App and web page records

+++++

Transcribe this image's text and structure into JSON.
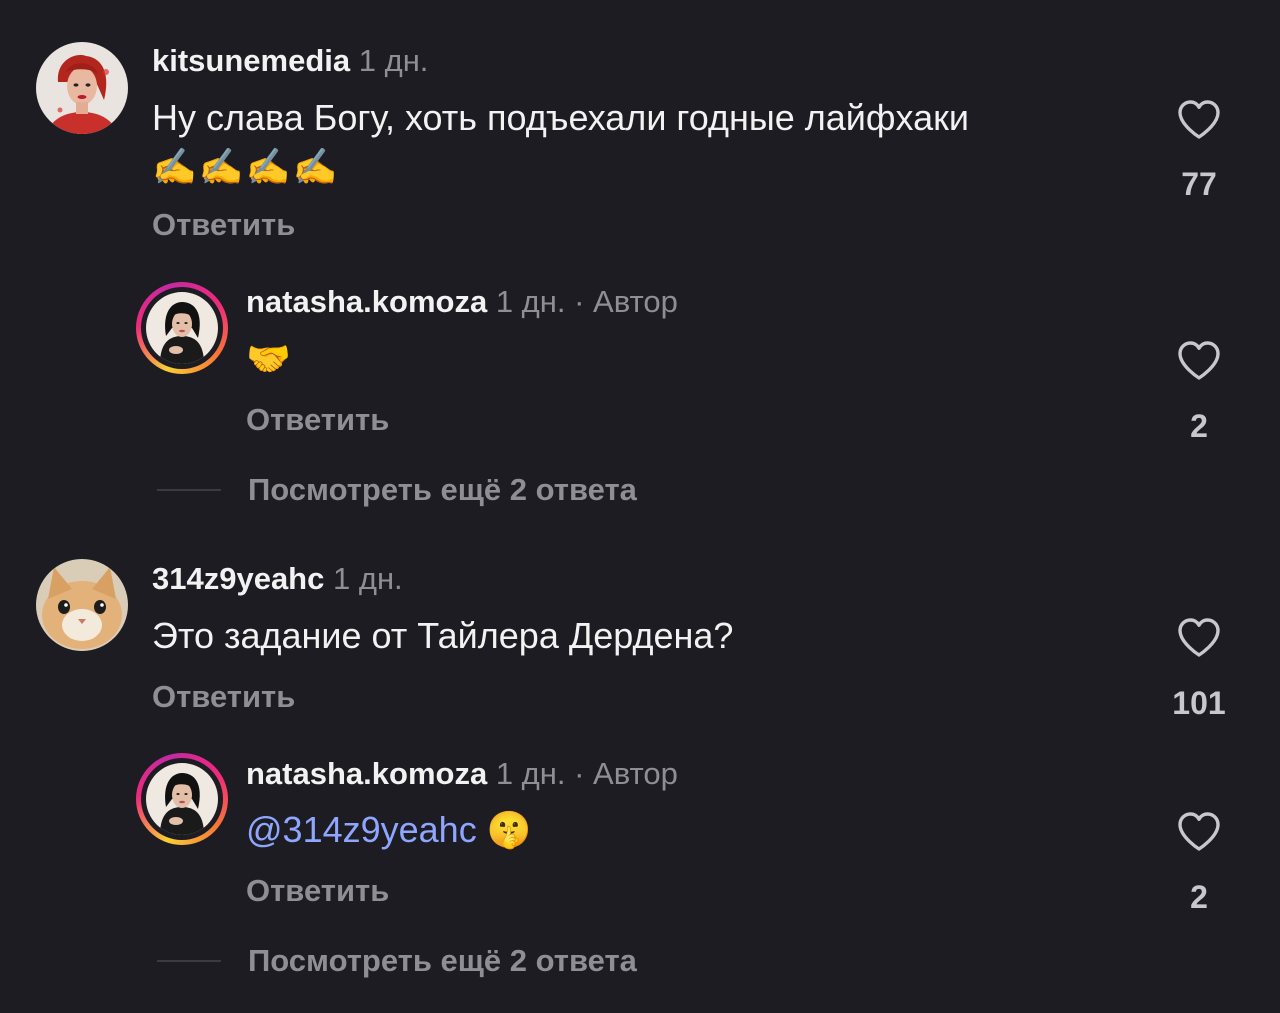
{
  "comments": [
    {
      "username": "kitsunemedia",
      "time": "1 дн.",
      "text": "Ну слава Богу, хоть подъехали годные лайфхаки",
      "emoji": "✍️✍️✍️✍️",
      "reply_label": "Ответить",
      "likes": "77",
      "avatar_icon": "woman-portrait-avatar",
      "replies": [
        {
          "username": "natasha.komoza",
          "time": "1 дн. · Автор",
          "text": "🤝",
          "reply_label": "Ответить",
          "likes": "2",
          "avatar_icon": "story-ring-avatar"
        }
      ],
      "more_replies_label": "Посмотреть ещё 2 ответа"
    },
    {
      "username": "314z9yeahc",
      "time": "1 дн.",
      "text": "Это задание от Тайлера Дердена?",
      "reply_label": "Ответить",
      "likes": "101",
      "avatar_icon": "cat-avatar",
      "replies": [
        {
          "username": "natasha.komoza",
          "time": "1 дн. · Автор",
          "mention": "@314z9yeahc",
          "emoji": "🤫",
          "reply_label": "Ответить",
          "likes": "2",
          "avatar_icon": "story-ring-avatar"
        }
      ],
      "more_replies_label": "Посмотреть ещё 2 ответа"
    }
  ],
  "colors": {
    "background": "#1c1c22",
    "text": "#f2f2f2",
    "secondary": "#8e8e93",
    "mention": "#8fa6ff",
    "story_ring": "#ee2a7b"
  }
}
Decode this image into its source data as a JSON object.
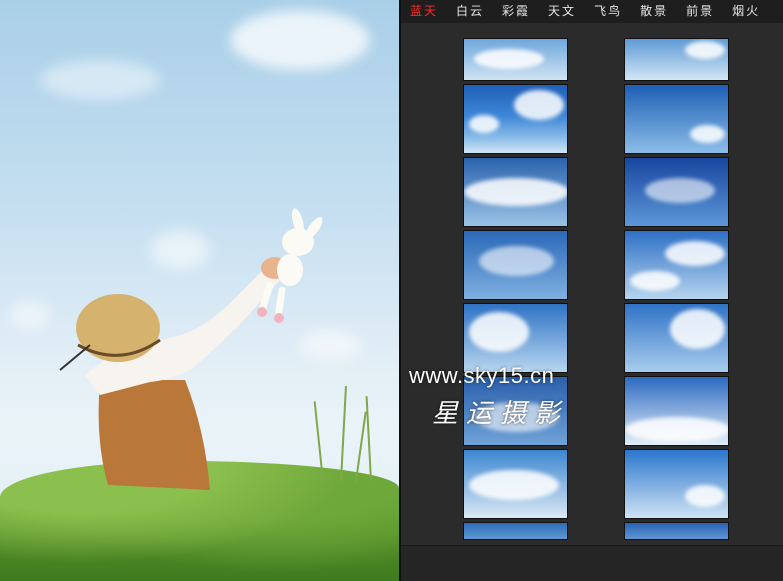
{
  "tabs": [
    {
      "label": "蓝天",
      "active": true
    },
    {
      "label": "白云",
      "active": false
    },
    {
      "label": "彩霞",
      "active": false
    },
    {
      "label": "天文",
      "active": false
    },
    {
      "label": "飞鸟",
      "active": false
    },
    {
      "label": "散景",
      "active": false
    },
    {
      "label": "前景",
      "active": false
    },
    {
      "label": "烟火",
      "active": false
    }
  ],
  "watermark": {
    "url": "www.sky15.cn",
    "brand": "星运摄影"
  },
  "colors": {
    "active_tab": "#ff2a2a",
    "tab_text": "#e6e6e6",
    "panel_bg": "#2b2b2b",
    "tabbar_bg": "#1e1e1e"
  },
  "thumbnails_count": 16
}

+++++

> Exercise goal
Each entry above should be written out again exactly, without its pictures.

> Expected output
Transcribe this image's text and structure into JSON.
{
  "comments": [
    {
      "username": "kitsunemedia",
      "time": "1 дн.",
      "text": "Ну слава Богу, хоть подъехали годные лайфхаки",
      "emoji": "✍️✍️✍️✍️",
      "reply_label": "Ответить",
      "likes": "77",
      "avatar_icon": "woman-portrait-avatar",
      "replies": [
        {
          "username": "natasha.komoza",
          "time": "1 дн. · Автор",
          "text": "🤝",
          "reply_label": "Ответить",
          "likes": "2",
          "avatar_icon": "story-ring-avatar"
        }
      ],
      "more_replies_label": "Посмотреть ещё 2 ответа"
    },
    {
      "username": "314z9yeahc",
      "time": "1 дн.",
      "text": "Это задание от Тайлера Дердена?",
      "reply_label": "Ответить",
      "likes": "101",
      "avatar_icon": "cat-avatar",
      "replies": [
        {
          "username": "natasha.komoza",
          "time": "1 дн. · Автор",
          "mention": "@314z9yeahc",
          "emoji": "🤫",
          "reply_label": "Ответить",
          "likes": "2",
          "avatar_icon": "story-ring-avatar"
        }
      ],
      "more_replies_label": "Посмотреть ещё 2 ответа"
    }
  ],
  "colors": {
    "background": "#1c1c22",
    "text": "#f2f2f2",
    "secondary": "#8e8e93",
    "mention": "#8fa6ff",
    "story_ring": "#ee2a7b"
  }
}
Decode this image into its source data as a JSON object.
{
  "tabs": [
    {
      "label": "蓝天",
      "active": true
    },
    {
      "label": "白云",
      "active": false
    },
    {
      "label": "彩霞",
      "active": false
    },
    {
      "label": "天文",
      "active": false
    },
    {
      "label": "飞鸟",
      "active": false
    },
    {
      "label": "散景",
      "active": false
    },
    {
      "label": "前景",
      "active": false
    },
    {
      "label": "烟火",
      "active": false
    }
  ],
  "watermark": {
    "url": "www.sky15.cn",
    "brand": "星运摄影"
  },
  "colors": {
    "active_tab": "#ff2a2a",
    "tab_text": "#e6e6e6",
    "panel_bg": "#2b2b2b",
    "tabbar_bg": "#1e1e1e"
  },
  "thumbnails_count": 16
}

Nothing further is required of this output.